During last year’s patching, contractors found longstanding moisture problems, which they alerted Nguyen to.
“There was too much moisture underneath because for many years the water falling down from the roof and the eaves trough would get into the bottom of the stairs,” Nguyen said.
“They said, because of this the steps can no longer be used … because of the safety of people, and that’s why we decided to have major reconstruction of the steps.”
After construction delays, work on the steps should be completed by the end of August, at an estimated cost of up to $90,000.
Then, they’ll continue down their list of renovation items, which includes additional time-consuming and costly projects, which are all in keeping with the historic structure of the cathedral.
The next projects down the list will be the replacement of the church’s nearly century-old window frames.
We’re so proud of our cathedral ... Our cathedral is the oldest one in Saskatchewan … This is the first time we’ve done a major repair, and that’ll be costly - Father Matthew Nguyen
“I know there are some that are rotten and some that are very old, so we have to change the original window frames,” Nguyen said.
Then, a major repainting of the cathedral’s tall ceiling will take place, with extensive scaffolding pushing parishioners into the basement for at least a month’s time.
“Because of the moisture getting into the church … we’re going to have to repaint the whole church,” Nguyen explained, noting that in some locations the paint is peeling and dropping off the ceiling.
“Before we do the re-painting we hope that we can have the sound system changed.

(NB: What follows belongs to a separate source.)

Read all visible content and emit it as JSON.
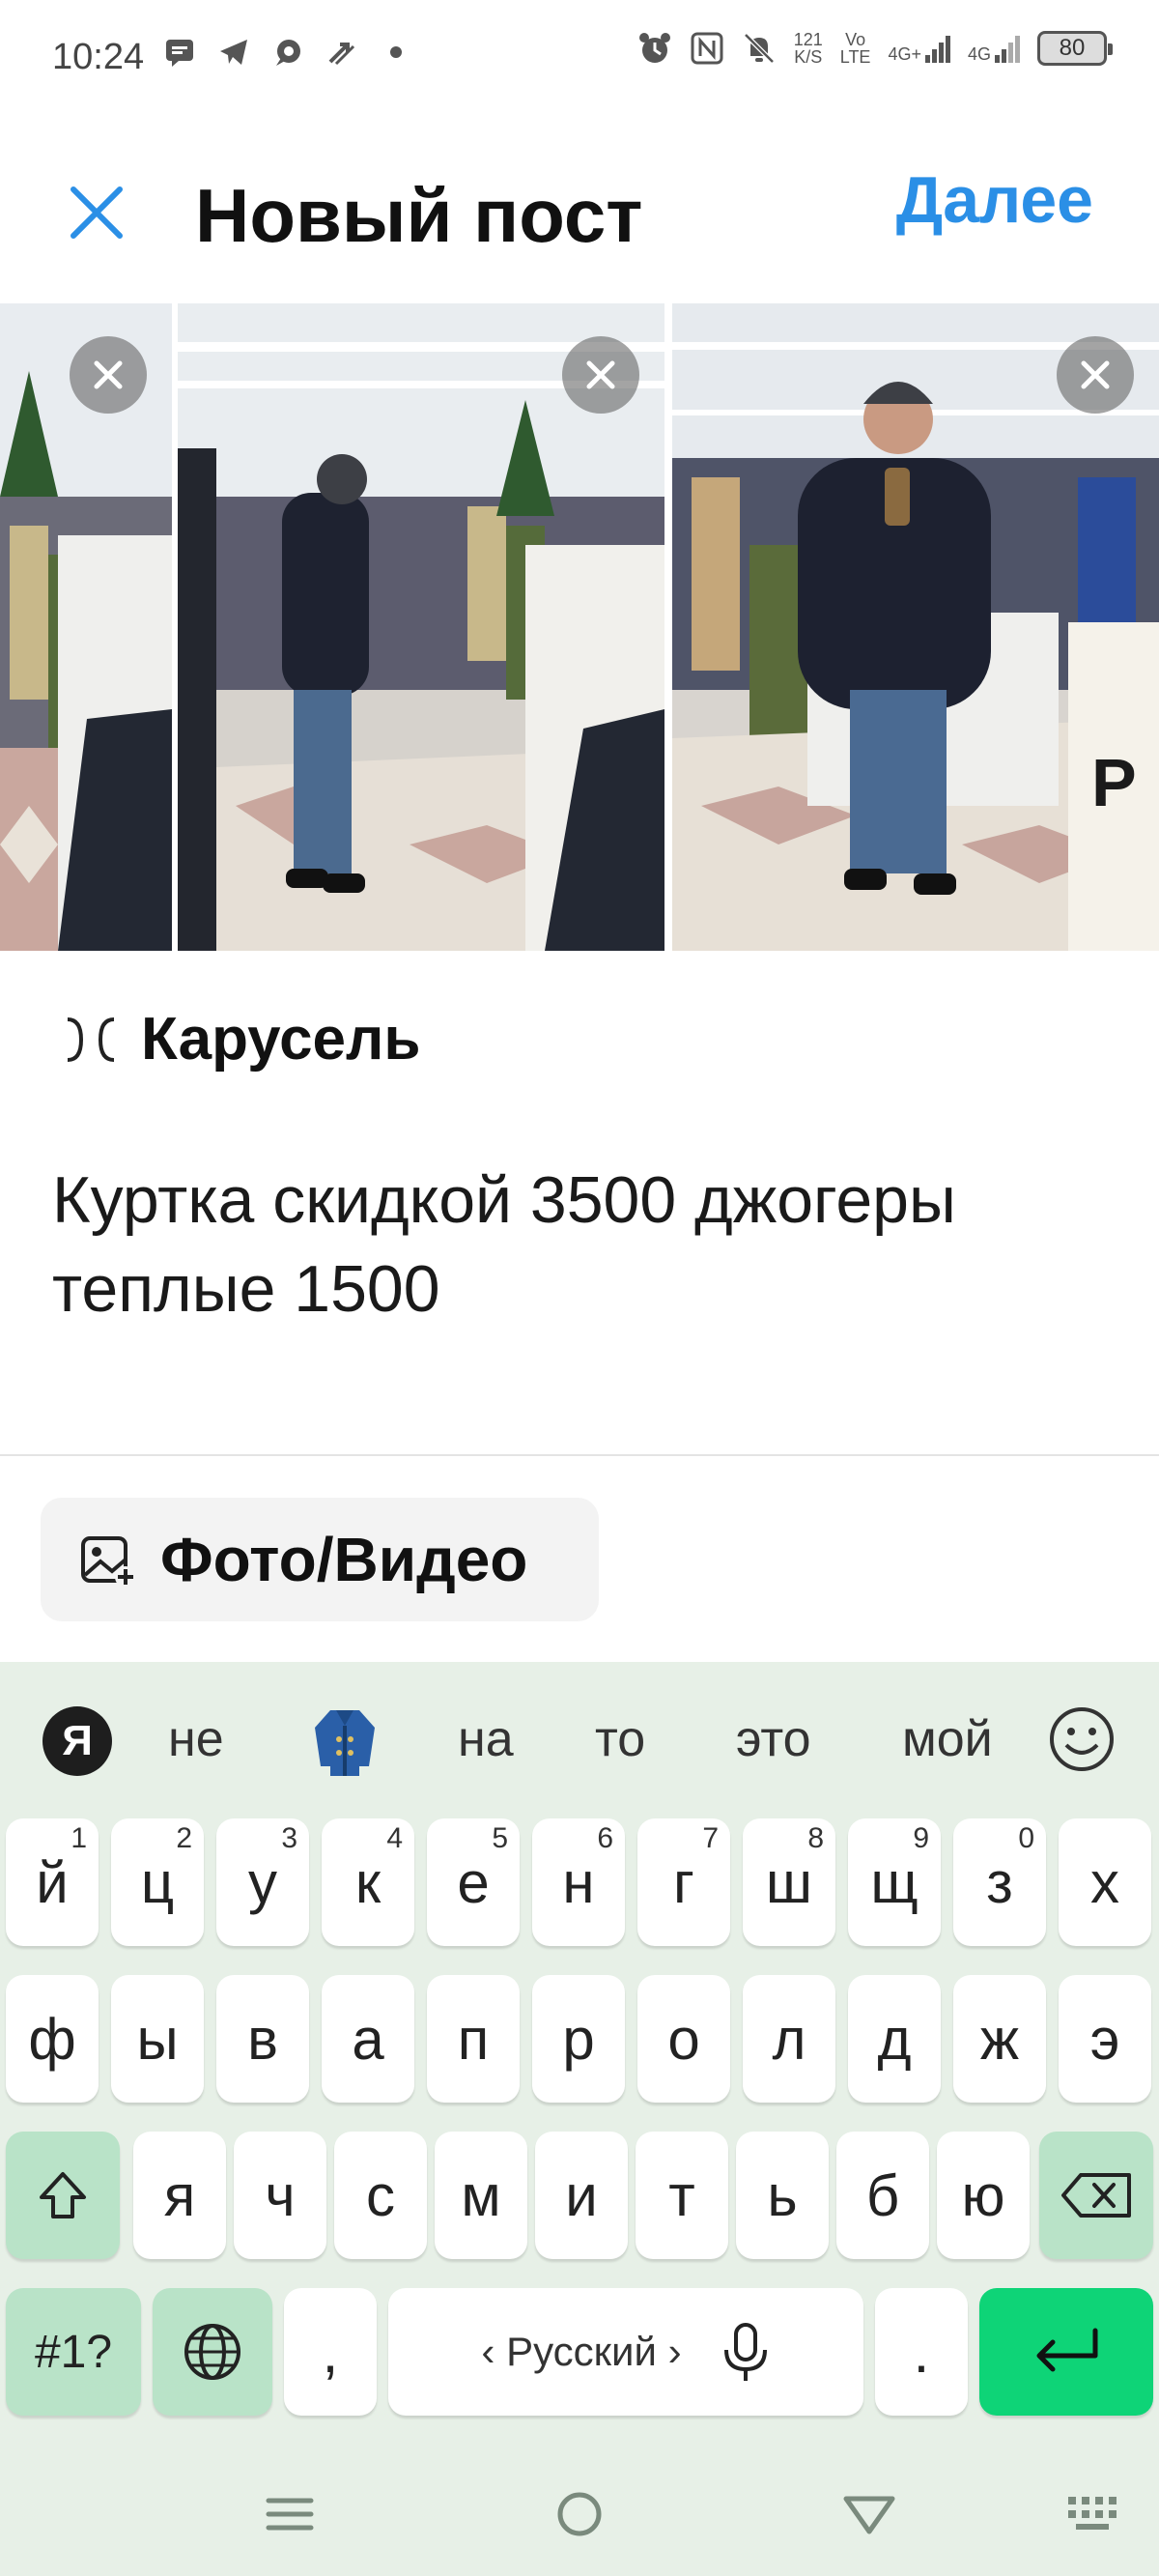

The sound system is not so good in the cathedral — there’s lots of echoing.”
The carpets — some original, some 20 years old — will also be replaced at this time, and the church’s five aged boilers will be looked at and possibly replaced.
Although the total cost to these renovations and upgrades have not yet been calculated, Nguyen said that the hope is that the entire Diocese of Prince Albert will chip in, and not just the cathedral’s approximately 850 families of parishioners.
The Diocese of Prince Albert was established in 1891 and is the oldest of the three Roman Catholic dioceses in Saskatchewan. It stretches across the province west to east, and from Prince Albert National Park south to the Wakaw area. It includes 87 rural and urban parishes, including 17 on First Nations reserves, with a total
Catholic population of about 40,000 people.